If the visitor keeps to the right after the bull lithographs, the small end room of predominantly drawings and graphics will serve as a gradual induction to the richness of this collection. Here is a very funny series of brush drawings or croquis (sketches), called ‘Conversation’ or ‘Painter in the Studio’, also a cabinet of paper cut-outs of birds and heads. Minor works maybe, but authentic Picasso in their physical grasp and understanding of the nature of things. There are also terracotta bricks painted with faces and forms, and a couple of marvellous pencil drawings from 1954: ‘Portrait de Sylvette’ and ‘Femme couchée’, in which expressive distortion operates effectively in the service of a higher realism.

Moving back to the main room of the show, two sculptures dominate: the bronze skipping child and the wooden ‘Femme portant un enfant’. Both pieces come from Picasso’s assemblage phase, the period when he called himself ‘the king of the rag-pickers’, and spent his time scavenging on junk heaps for busted baskets and old springs, which he could expertly transform and recycle. These sculptures could be later cast in bronze to ensure their longevity (and saleability), as in the case of the famous ‘Baboon’, whose head is made from two toy cars. Round the walls are hung a number of figure paintings (lots of children) executed in whatever degree of angularity, distortion or un-finish Picasso considered appropriate. Here is an artist at the top of his form, constantly inventing new solutions. As Cocteau observed, ‘Picasso’s aesthetic consists of consecrating, of sanctifying mistakes. So he has never made a mistake.’

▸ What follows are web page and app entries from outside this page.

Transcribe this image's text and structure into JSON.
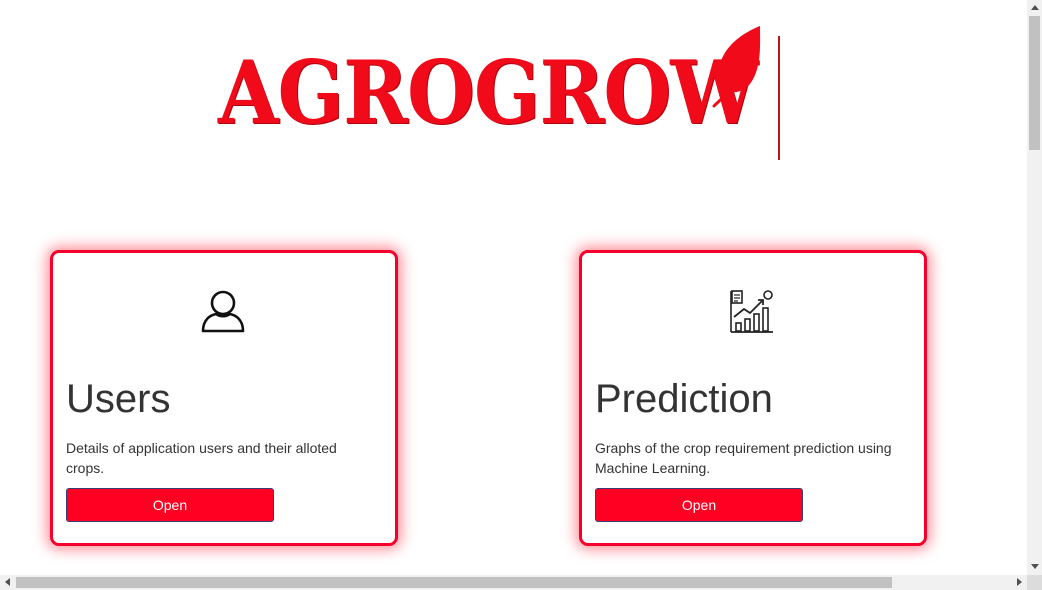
{
  "brand": {
    "name": "AGROGROW",
    "color": "#f00a1a",
    "logo_icon": "leaf-icon"
  },
  "cards": [
    {
      "title": "Users",
      "description": "Details of application users and their alloted crops.",
      "button": "Open",
      "icon": "user-icon"
    },
    {
      "title": "Prediction",
      "description": "Graphs of the crop requirement prediction using Machine Learning.",
      "button": "Open",
      "icon": "growth-chart-icon"
    }
  ],
  "colors": {
    "accent": "#ff0022",
    "card_border": "#f5002a",
    "button_text": "#ffffff",
    "text": "#333333"
  }
}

There are large wall cabinets of small sculptures and ceramics (a gorgeous oblong black plate particularly caught my fancy), then a dark vestibule between galleries filled with more sculptures, before the final room of mostly paintings. So much here to mention: I liked the relatively rare landscapes, especially ‘Le Village de Vauvenargues’ (1959), but my favourite picture has to be ‘Femme assise près de la fenêtre’ (1956). This highly controlled and geometrically formalised depiction of a woman at a window looking over a garden, is a deeply satisfying structure in green, grey, black and brown. Ostensibly flat, it has the illusion of great substance.

The show is accompanied by a luxurious hardback catalogue (£70), overflowing with fabulous photos of the artist and high-quality reproductions of his work. There is even a stapled insert reproducing a 1956 sketchbook of 22 pages in which we can see Picasso working through ideas with typical wit and inventiveness. Among the texts are a long contextual essay by John Richardson, a piece on the ceramics and sculpture by Elizabeth Cowling, and a fascinating portrait of Cocteau by his biographer, Claude Arnaud. I make no apologies for returning to the subject of this exhibition, mentioned only briefly in my interview with Richardson (Arts, 19 June), when he visited London for the show’s opening. This is a selection of work worthy of a museum, and I urge you to see it before it closes if you haven’t already done so. I overheard two intelligent and evidently cultured ladies remarking on the quality of the show. ‘Makes the Tate look very cheap, doesn’t it?’ opined one. Certainly the lavishness and focus of this enterprise (and the involvement of Richardson) make it the leading gallery attraction at the moment in the capital. Don’t miss it.